For Britain’s John Lanchester, a novelist with a top track record, writing a new novel set for publication in March was not a piece of cake nor a joyride. As you read the aptly-titled “The Wall,” turning the pages one by one, it will be hard to imagine a more vivid expression of this decade’s darkening mood and 2019 in particular. We are treading on thin ice, and strange things are in the air. It’s part sci-fi, part cli-fi.
The novel, even before its publication in March, has already caught media attention on both sides of the Atlantic, among both British and American literary critics and book reviewers. Once the general public has a chance to dig in and read the book, more reviews will start appearing on Goodreads and Amazon reader websites, and not just in the pages of The New York Times or The Guardian.
While the story tells a tale of a survivalist sea story, it’s a bleak book that at the same time features Lanchester’s literary voice, well-recognizable from his work as a veteran journalist.
Example: “When bullets come close, the noise they make as they go past changes from a zing to a crack,” a character in the book says, sounding very like his author.
Is the book a climate dystopia? It’s a political dystopia as well, and not everyone is going to warm up to the subject matter or the way Lanchester tells the story. But for those readers looking for a dose of reality in the middle of 2019, Age of Trump and Age of Brexit, this book is sure to be a hit on the bestseller lists.
Some critics in London are already calling it ”the book of the year.”
Andrew Billen in the Times put it this way: “‘The Wall’ is a cracking adventure and an astute political fable. Every secondary school library in the country needs to order a copy,” while another reviewer called it a “resonant addition to the growing body of Brexit literature.”
But not everyone is on board with Lanchester’s vision. Critic Jake Kerridge says he feels the novel’s ”topicality” plays against it.
“Until we reach the time when Lanchester can say ‘I told you so’ or ‘whoops, I was wrong’, we can only partially judge this novel’s worth,” Kerridge opines.
Set in a near future, the book is narrated by a young man named Kavanaugh and begins just as he is starting a two-year stretch patrolling ”the Wall,” a 6,000-mile structure which “protects” the UK against ”Others.” Will Kavanaugh survive his stint and get off the Wall and never have to go back? You’ll find out when you read this page-turner of a thriller.
According to some observers, dystopian fiction can be seen as a form of journalism. George Orwell’s 1948 sci-fi novel ”1984” is not so much a great work of imagination as a logical extrapolation of what would happen if the follies he reported on in 1948 went unchecked.

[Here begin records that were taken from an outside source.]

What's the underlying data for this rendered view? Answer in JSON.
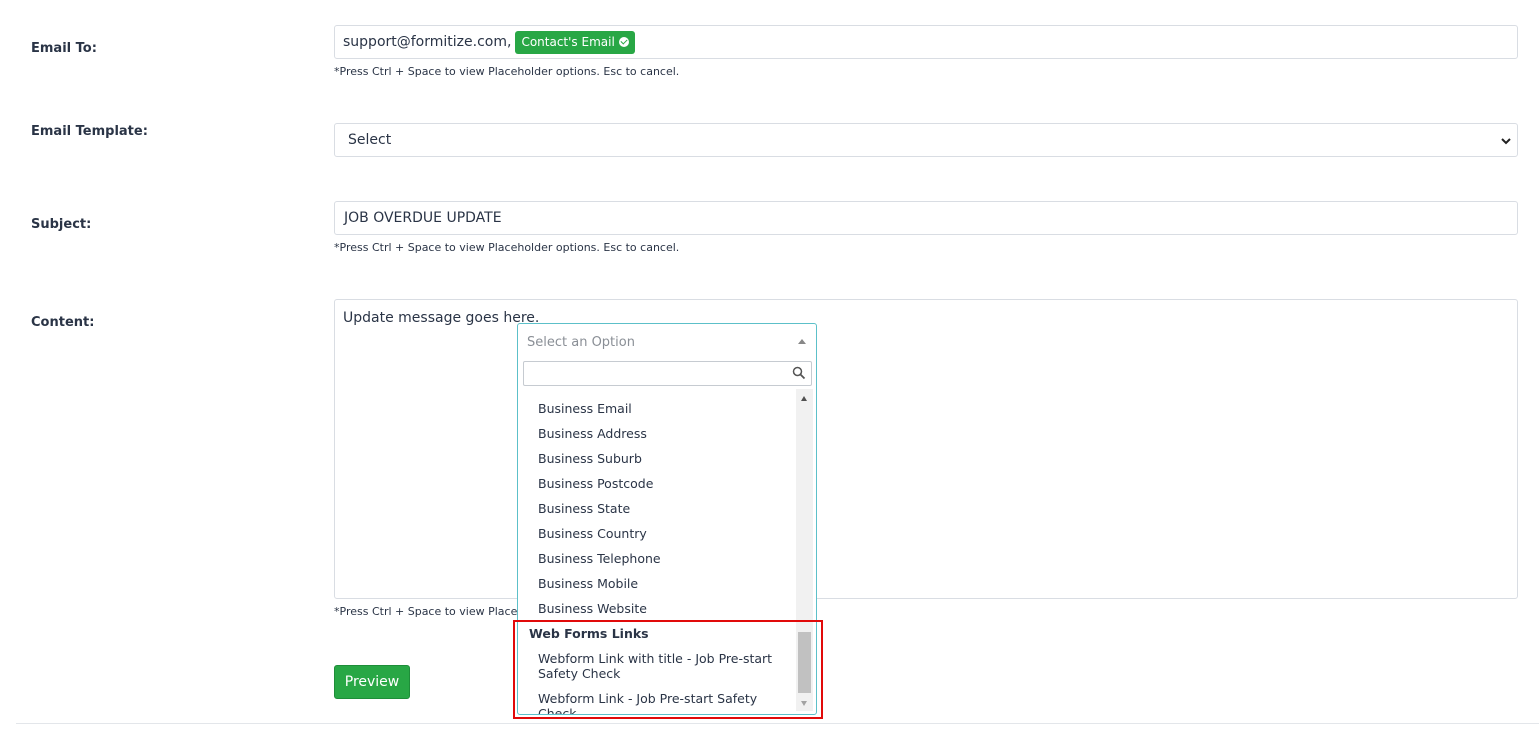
{
  "labels": {
    "email_to": "Email To:",
    "email_template": "Email Template:",
    "subject": "Subject:",
    "content": "Content:"
  },
  "email_to": {
    "value": "support@formitize.com,",
    "chip": "Contact's Email",
    "hint": "*Press Ctrl + Space to view Placeholder options. Esc to cancel."
  },
  "email_template": {
    "selected": "Select"
  },
  "subject": {
    "value": "JOB OVERDUE UPDATE",
    "hint": "*Press Ctrl + Space to view Placeholder options. Esc to cancel."
  },
  "content": {
    "value": "Update message goes here.",
    "hint_visible": "*Press Ctrl + Space to view Placeho"
  },
  "dropdown": {
    "placeholder": "Select an Option",
    "search_value": "",
    "options": [
      "Business Email",
      "Business Address",
      "Business Suburb",
      "Business Postcode",
      "Business State",
      "Business Country",
      "Business Telephone",
      "Business Mobile",
      "Business Website"
    ],
    "group": {
      "label": "Web Forms Links",
      "options": [
        "Webform Link with title - Job Pre-start Safety Check",
        "Webform Link - Job Pre-start Safety Check"
      ]
    }
  },
  "preview_button": "Preview",
  "colors": {
    "accent_green": "#28a745",
    "dropdown_border": "#5cc0c9",
    "highlight_red": "#e10a0a"
  }
}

Pundits in 2019 are already calling John Lanchester the Orwell of our day, Britain’s most brilliant journalist-novelist, one who shows ”a rare gift for reconstructing the chains of cause and effect behind the often inexplicable events in the headlines, and a Chestertonian ability to turn received wisdom.”

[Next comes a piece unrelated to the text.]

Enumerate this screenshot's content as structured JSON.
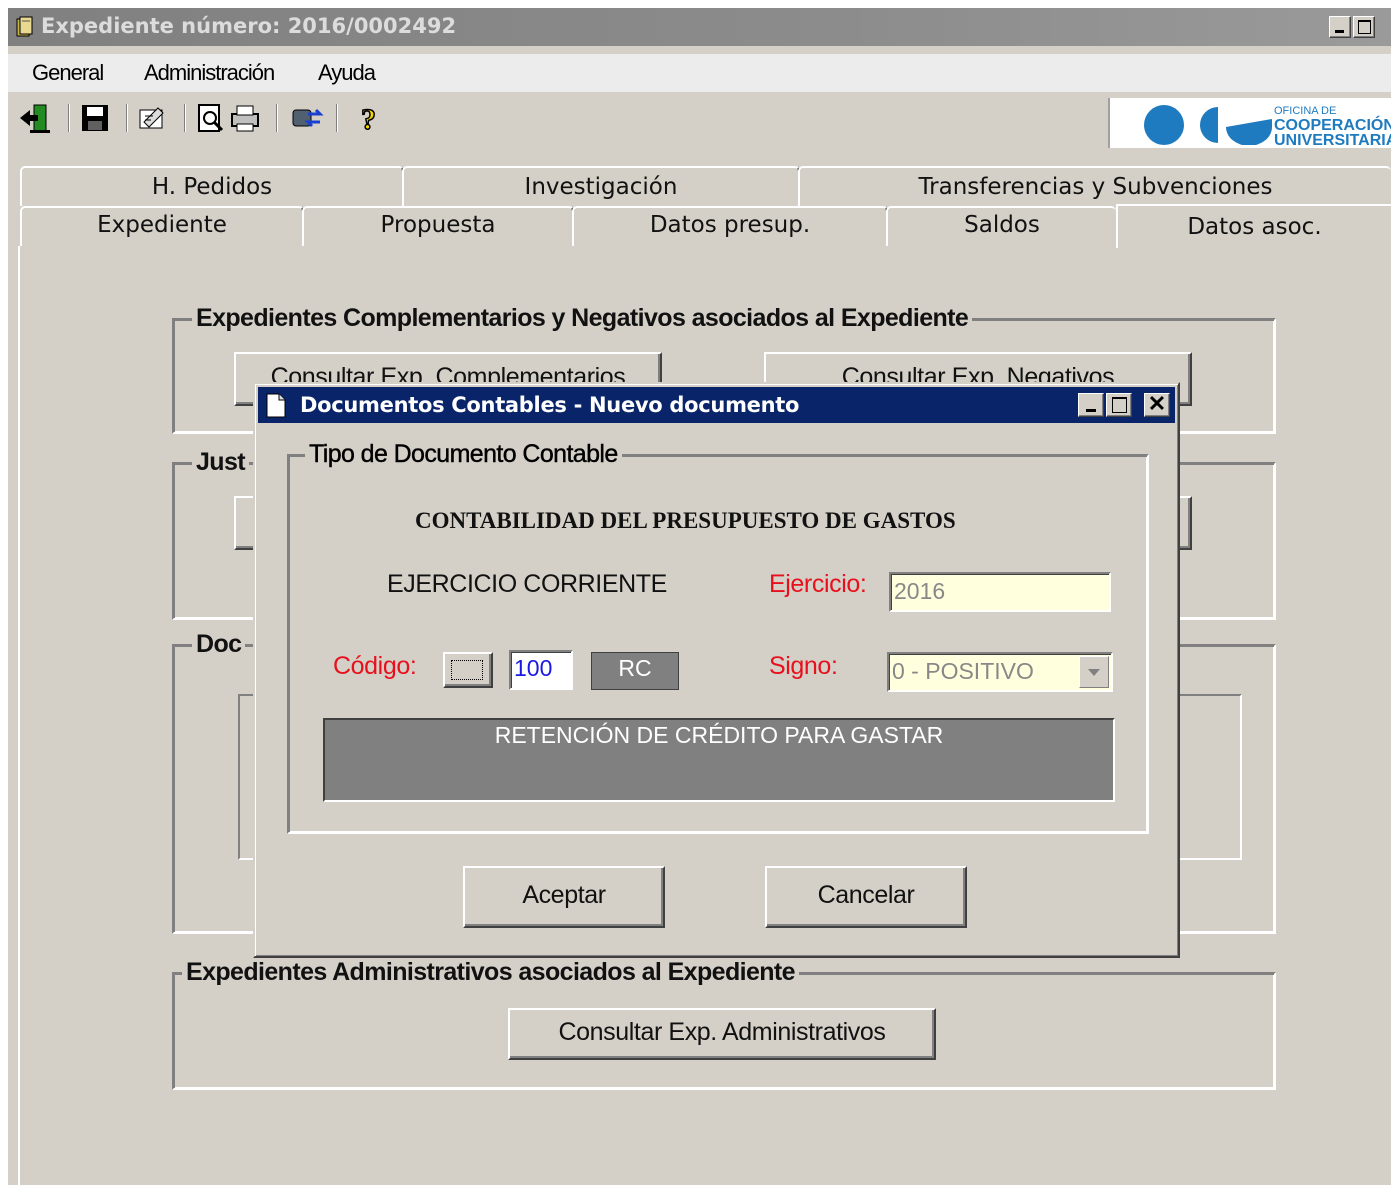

Migrant crises, global warming and a great border wall: Lanchester’s novel captures the anxious world of today. But at the same time, his fictional world is ”intelligently conceived and dourly impressive.”
”The Wall” will stick in your mind, if you dare to read it. Welcome to literature in the year of our Lord 2019.